In the context of army scandals and unpopular overseas military engagements, defence and foreign policy are also risky in campaign terms. A bland restatement of Germany’s traditional multilateralism and a promise to commit more funding to the federal military forces are buried in a general section on security.
It’s also true that many of the proposals in the manifesto bear a strong resemblance to those put forward in the programme published by main rivals the Social Democrats (SPD). Both manifestos carry central proposals on lowering income tax and the phased withdrawal of the solidarity tax. The SPD has been quick to complain about its ideas being stolen.
Nevertheless, this SPD has slumped in the polls, and not because its manifesto has been copied. Its main problem can be found closer to home. The latest Emnid poll of July 1 shows the SPD running at 24% to the CDU/CSU’s 39%. The SPD launched Martin Schulz as its leading candidate in March, at a time when Merkel’s popularity had taken a hit over her refugee policy. After a promising start, the Schulz effect failed to deliver in key regional elections in Saarland, Schleswig-Holstein and North Rhine-Westphalia, leaving the SPD struggling to reignite its campaign.
The thorn in Merkel’s side
Merkel is operating well within her comfort zone ahead of this vote. She already has three successful general election campaigns under her belt. However, there is still the possibility of a serious upset between now and September. Danger threatens less from other parties, such as the Social Democratic Party (SPD), than from the right-leaning opposition within her own party. And for Merkel, Bavarian state president Horst Seehofer is danger personified.
Seehofer is a man who speaks his mind, often at the cost of party unity.

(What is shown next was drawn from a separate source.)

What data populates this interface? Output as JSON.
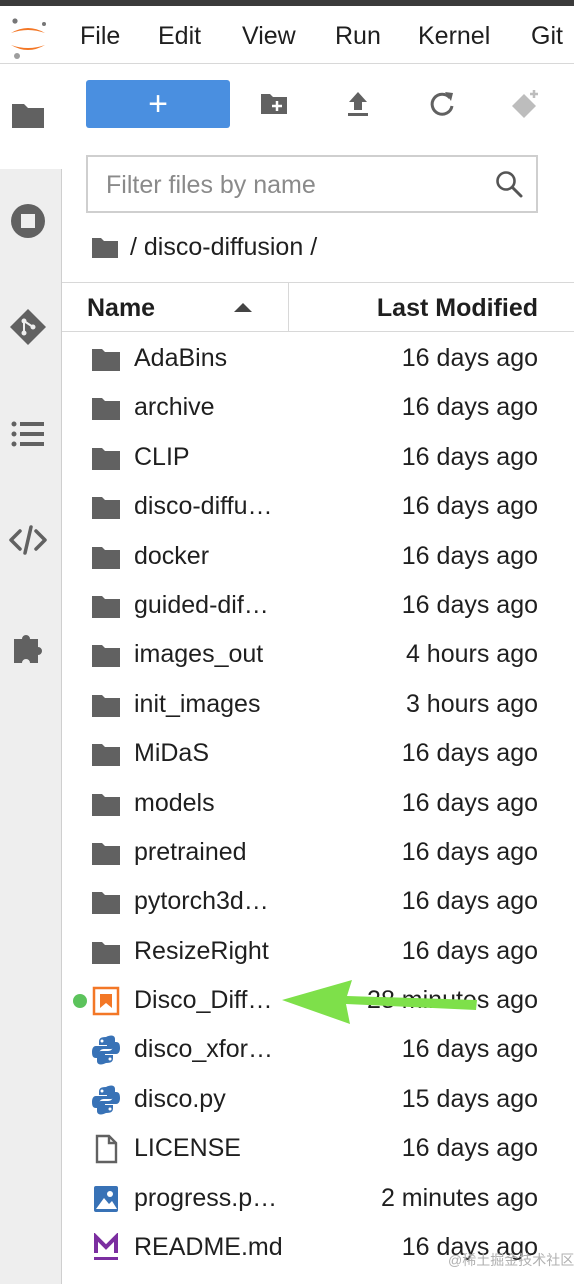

Representing the conservative-nationalist wing of the CDU/CSU, he condemned Merkel’s humanitarian handling of Germany’s refugee crisis as a “rule of injustice”, a term which, in Germany, references an oppressive or illegitimate regime.
In February 2016 he caused embarrassment with his freelance attempts at diplomacy in Russia. His criticism of EU sanctions against Russia flatly contradicted government policy.
Seehofer now describes his relationship with Merkel as “almost close”, but party friends may fear that this détente – a triumph of hope over experience – could implode before election day or during any coalition negotiations to follow.
In return for his parliamentary party supporting a future government coalition, Seehofer is likely to demand a maximum quota on incoming migrants of 200,000 a year. An anticipated “Plan for Bavaria” will include this and other demands that have been screened out of Merkel’s anodyne manifesto. Whether he will get his own way will depend in part on the coalition arithmetic yielded by the vote on September 24.
Merkel is adamant in particular that there will be no maximum quota for migrant entry. But Seehofer will no doubt be gratified that in the coalition negotiations following the last federal election, Merkel conceded to SPD demands over the introduction of a minimum wage – another issue to which she was strongly opposed.
Patricia Hogwood, Reader in European Politics, University of Westminster